Posted by Paul Groves on February 27, 2017

Lingyin Temple, Hangzhou, China




Day 53 of 111. Lingyin Temple

Near the West Lake is the oldest intact Buddhist temple in China. There were four major temples, but three of them were destroyed in the Cultural Revolution. The massive size of the buildings and statues in these temples was impressive, but we were also lucky enough to be present for a ceremony inside the main temple. The monks, the chanting, the instruments and incense made that ceremony very memorable.

The large statues of Gods of Heaven were my favorite part.
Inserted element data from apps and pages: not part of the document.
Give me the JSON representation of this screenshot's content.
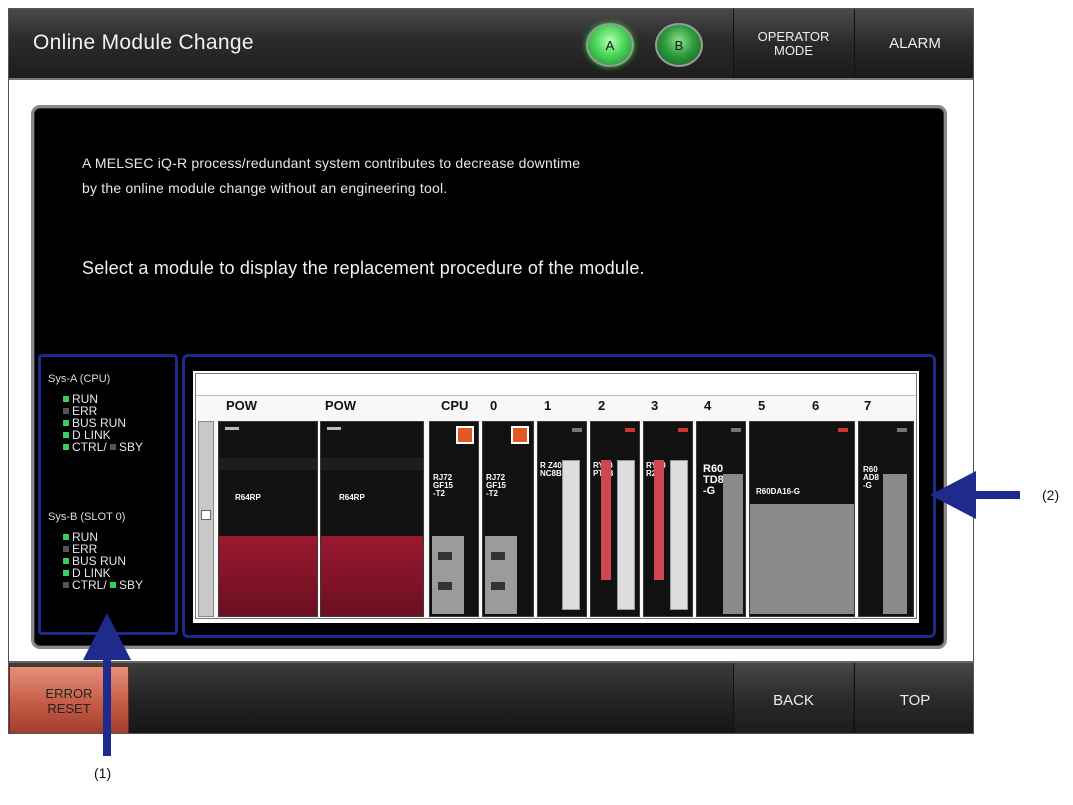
{
  "window": {
    "title": "Online Module Change",
    "lamp_a_label": "A",
    "lamp_b_label": "B",
    "operator_mode_label_line1": "OPERATOR",
    "operator_mode_label_line2": "MODE",
    "alarm_label": "ALARM"
  },
  "panel": {
    "description_line1": "A MELSEC iQ-R process/redundant system contributes to decrease downtime",
    "description_line2": "by the online module change without an engineering tool.",
    "instruction": "Select a module to display the replacement procedure of the module."
  },
  "status": {
    "sys_a": {
      "title": "Sys-A (CPU)",
      "run": "RUN",
      "err": "ERR",
      "bus_run": "BUS RUN",
      "d_link": "D LINK",
      "ctrl": "CTRL/",
      "sby": "SBY"
    },
    "sys_b": {
      "title": "Sys-B (SLOT 0)",
      "run": "RUN",
      "err": "ERR",
      "bus_run": "BUS RUN",
      "d_link": "D LINK",
      "ctrl": "CTRL/",
      "sby": "SBY"
    }
  },
  "rack": {
    "slot_labels": [
      "POW",
      "POW",
      "CPU",
      "0",
      "1",
      "2",
      "3",
      "4",
      "5",
      "6",
      "7"
    ],
    "modules": [
      {
        "name": "R64RP"
      },
      {
        "name": "R64RP"
      },
      {
        "name": "RJ72\nGF15\n-T2"
      },
      {
        "name": "RJ72\nGF15\n-T2"
      },
      {
        "name": "R Z40\nNC8B"
      },
      {
        "name": "RY40\nPT5B"
      },
      {
        "name": "RY10\nR2"
      },
      {
        "name": "R60\nTD8\n-G"
      },
      {
        "name": "R60DA16-G"
      },
      {
        "name": "R60\nAD8\n-G"
      }
    ]
  },
  "bottom": {
    "error_reset_line1": "ERROR",
    "error_reset_line2": "RESET",
    "back_label": "BACK",
    "top_label": "TOP"
  },
  "callouts": {
    "label_1": "(1)",
    "label_2": "(2)"
  },
  "colors": {
    "accent_blue": "#1e2a8c",
    "led_on": "#32d25a",
    "error_button": "#c45a45"
  }
}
I did take the opportunity to light incense and make a wish (Safe Travels).

Posted by Paul Groves on February 27, 2017

Hangzhou, China



Day 53 of 111. Hangzhou, China

When we arrived in Hangzhou on the bullet train, we boarded a bus and drove to the West Lake. This lake is very popular with tourists and since it was Sunday, there were people everywhere. We boarded a moderate-sized boat for our 45-minute cruise with a tour guide telling us about the lake, the surrounding hills, the city, and about the differences among pagodas, towers, and temples. We could see a tower in the distance. We saw the Dragon Boat which is reserved for officials, but is used for tourists when it is not otherwise needed. We passed a man-made island (made from the silt that collects in the lake). There were trees filled with cormorants looking to fish in the lake. A side story told by our guide was about his daughter. Because of the law, she is an only child and spoiled. However, he is glad to have a girl because in order for a boy to get married, he must have a house and a car. These are often provided by his parents. Girls are less expensive. This tradition keeps a lot of people single.

Posted by Paul Groves on February 27, 2017

Shanghai, China



Day 53 of 111. Shanghai, China

We woke up today in Shanghai, China. It was fun to look out the window and see an interesting skyline. I thought that the colorful characters on the shore say Welcome to Shanghai or something, but our guide says they mean Starbound ⭐️, oh well! We had a bus ride to the huge railway station next to the airport and we boarded a bullet train for our trip to Hangzhou, a popular tourist destination. The train reaches speeds of 250 km/hr. There is also a maglev train in Shanghai, but that is different. An interesting fact is that the one child restriction has been eased in China. Apparently there is a need for more young people in the population since the population is getting older and many young couples are DINKs (Double Income No Kids). If you have a girl as your first child, you can have a second child to try to get a boy.

Posted by Paul Groves on February 24, 2017

Two more stops in Beijing



Day 50 of 111. Beijing, China

Tian’anmen Square was exciting to see because of its grandeur and infamous history. It is a large square with the classic image of Chairman Mao on the one side. The monument of heroes stands up in the center of the square. There were Italian as well as China flags flying because the Italian prime minister was visiting. There were two large statues/monuments that we could not get close to because of a barrier that led to Chairman Mao’s tomb. An interesting point was that our bus passed many visitors to the square who had to line up and go through a security check. Somehow, our bus and tour was pre-checked and we were able to pull up and park just across the street from the square.

The Temple of Heaven was our last big stop in Beijing. This was originally a temple, but now it is a public park. In the mornings, people can be seen doing Tai Chi. In the spring, people play instruments in the park. Most days you can find people along the long corridor playing cards and Chinese chess. The buildings and hallways are decorated with bright colors and interesting patterns. The temple building used to be the tallest structure in Beijing and therefore attracted lightning and burned. It was rebuilt quite awhile ago and is an impressive structure.

Posted by Paul Groves on February 24, 2017

The Forbidden City, Beijing




Day 50 of 111. Beijing, China

We toured The Forbidden City in Beijing. We entered the South Gate and exited the North Gate and walked about a kilometer in between. The scale of the complex was impressive, but thinking back to the grandeur it must have had when being used really made us think. The colors, the patterns and the shapes gave us things to look at in each direction. Add to this the history and stories told by the guide and you can imagine what a great experience this was.

There was still snow on the ground, the air was cold and the moats were frozen, but at the same time, the snow worked to clear the air of pollution. Notice how beautifully blue the skies were during our visit. The other effect of the cold weather is that I wore my knit cap all the time except for the twelve seconds it took to have my picture taken, so I have “hat hair” in my photos!

Memorable tidbits of information include the three entrances in the gates, the center entrance was for the emperor, the right for his officials and the left for the military. The golden throne for the emperor showed how magnificent he was, but even so, he sat behind a screen so no one saw him. We enjoyed the bronze animals decorating the palace, especially the dragon with his funny expression.